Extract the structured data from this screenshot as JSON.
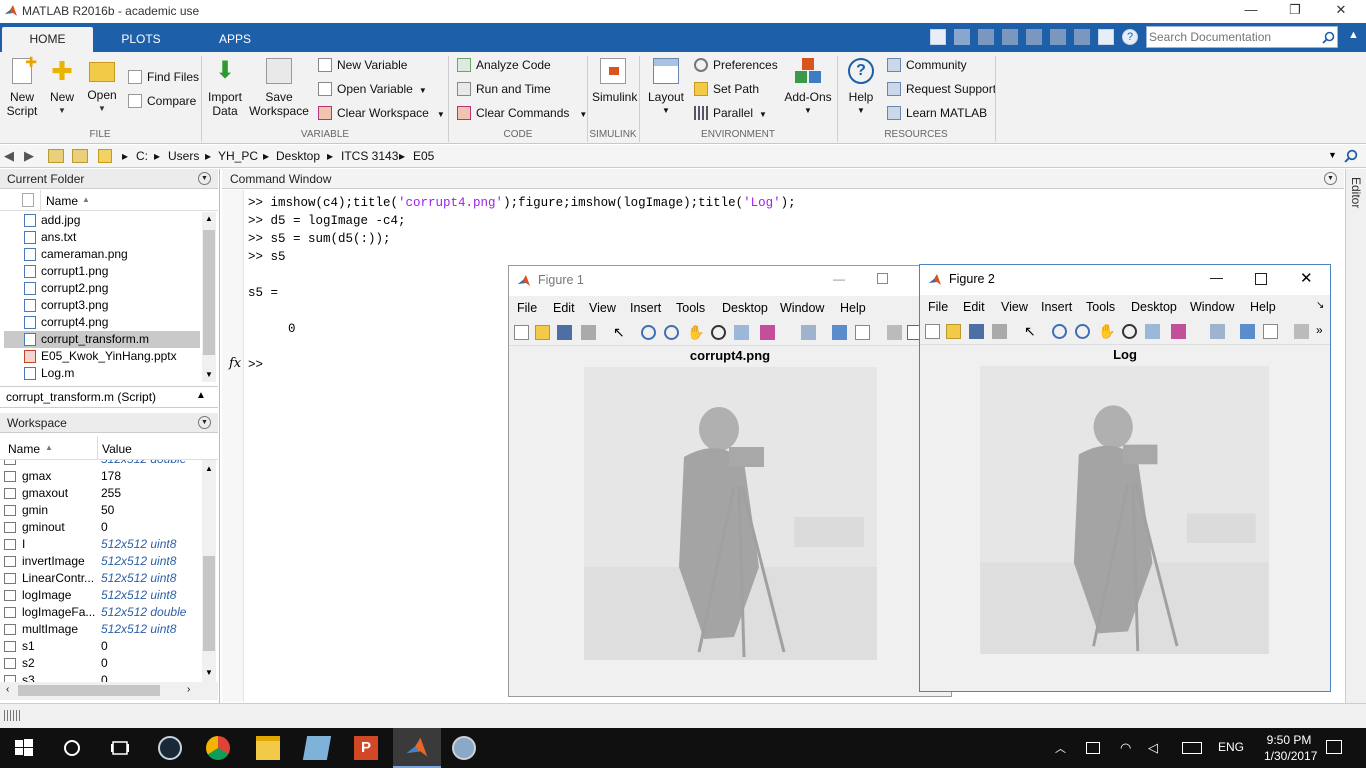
{
  "app": {
    "title": "MATLAB R2016b - academic use",
    "window_controls": [
      "—",
      "❐",
      "✕"
    ]
  },
  "tabs": [
    "HOME",
    "PLOTS",
    "APPS"
  ],
  "search": {
    "placeholder": "Search Documentation"
  },
  "ribbon": {
    "file": {
      "new_script": [
        "New",
        "Script"
      ],
      "new": "New",
      "open": "Open",
      "find_files": "Find Files",
      "compare": "Compare",
      "group": "FILE"
    },
    "variable": {
      "import_data": [
        "Import",
        "Data"
      ],
      "save_workspace": [
        "Save",
        "Workspace"
      ],
      "new_variable": "New Variable",
      "open_variable": "Open Variable",
      "clear_workspace": "Clear Workspace",
      "group": "VARIABLE"
    },
    "code": {
      "analyze_code": "Analyze Code",
      "run_and_time": "Run and Time",
      "clear_commands": "Clear Commands",
      "group": "CODE"
    },
    "simulink": {
      "simulink": "Simulink",
      "group": "SIMULINK"
    },
    "environment": {
      "layout": "Layout",
      "preferences": "Preferences",
      "set_path": "Set Path",
      "parallel": "Parallel",
      "add_ons": "Add-Ons",
      "group": "ENVIRONMENT"
    },
    "resources": {
      "help": "Help",
      "community": "Community",
      "request_support": "Request Support",
      "learn_matlab": "Learn MATLAB",
      "group": "RESOURCES"
    }
  },
  "address": {
    "crumbs": [
      "C:",
      "Users",
      "YH_PC",
      "Desktop",
      "ITCS 3143",
      "E05"
    ]
  },
  "current_folder": {
    "title": "Current Folder",
    "column": "Name",
    "files": [
      "add.jpg",
      "ans.txt",
      "cameraman.png",
      "corrupt1.png",
      "corrupt2.png",
      "corrupt3.png",
      "corrupt4.png",
      "corrupt_transform.m",
      "E05_Kwok_YinHang.pptx",
      "Log.m"
    ],
    "details": "corrupt_transform.m  (Script)"
  },
  "workspace": {
    "title": "Workspace",
    "columns": [
      "Name",
      "Value"
    ],
    "partial_top_value": "512x512 double",
    "rows": [
      {
        "name": "gmax",
        "value": "178",
        "italic": false
      },
      {
        "name": "gmaxout",
        "value": "255",
        "italic": false
      },
      {
        "name": "gmin",
        "value": "50",
        "italic": false
      },
      {
        "name": "gminout",
        "value": "0",
        "italic": false
      },
      {
        "name": "I",
        "value": "512x512 uint8",
        "italic": true
      },
      {
        "name": "invertImage",
        "value": "512x512 uint8",
        "italic": true
      },
      {
        "name": "LinearContr...",
        "value": "512x512 uint8",
        "italic": true
      },
      {
        "name": "logImage",
        "value": "512x512 uint8",
        "italic": true
      },
      {
        "name": "logImageFa...",
        "value": "512x512 double",
        "italic": true
      },
      {
        "name": "multImage",
        "value": "512x512 uint8",
        "italic": true
      },
      {
        "name": "s1",
        "value": "0",
        "italic": false
      },
      {
        "name": "s2",
        "value": "0",
        "italic": false
      },
      {
        "name": "s3",
        "value": "0",
        "italic": false
      }
    ]
  },
  "command_window": {
    "title": "Command Window",
    "side_tab": "Editor",
    "line1_a": ">> imshow(c4);title(",
    "line1_s1": "'corrupt4.png'",
    "line1_b": ");figure;imshow(logImage);title(",
    "line1_s2": "'Log'",
    "line1_c": ");",
    "line2": ">> d5 = logImage -c4;",
    "line3": ">> s5 = sum(d5(:));",
    "line4": ">> s5",
    "line5": "s5 =",
    "line6": "0",
    "prompt": ">>",
    "fx": "fx"
  },
  "figure1": {
    "title": "Figure 1",
    "menu": [
      "File",
      "Edit",
      "View",
      "Insert",
      "Tools",
      "Desktop",
      "Window",
      "Help"
    ],
    "image_title": "corrupt4.png"
  },
  "figure2": {
    "title": "Figure 2",
    "menu": [
      "File",
      "Edit",
      "View",
      "Insert",
      "Tools",
      "Desktop",
      "Window",
      "Help"
    ],
    "image_title": "Log"
  },
  "taskbar": {
    "time": "9:50 PM",
    "date": "1/30/2017",
    "lang": "ENG"
  },
  "colors": {
    "tab_blue": "#1d5fa8",
    "ribbon_bg": "#f2f2f2",
    "string_purple": "#a020f0",
    "taskbar": "#101010"
  }
}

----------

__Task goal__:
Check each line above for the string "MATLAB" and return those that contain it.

__Solution to this task__:
    "title": "MATLAB R2016b - academic use",
      "learn_matlab": "Learn MATLAB",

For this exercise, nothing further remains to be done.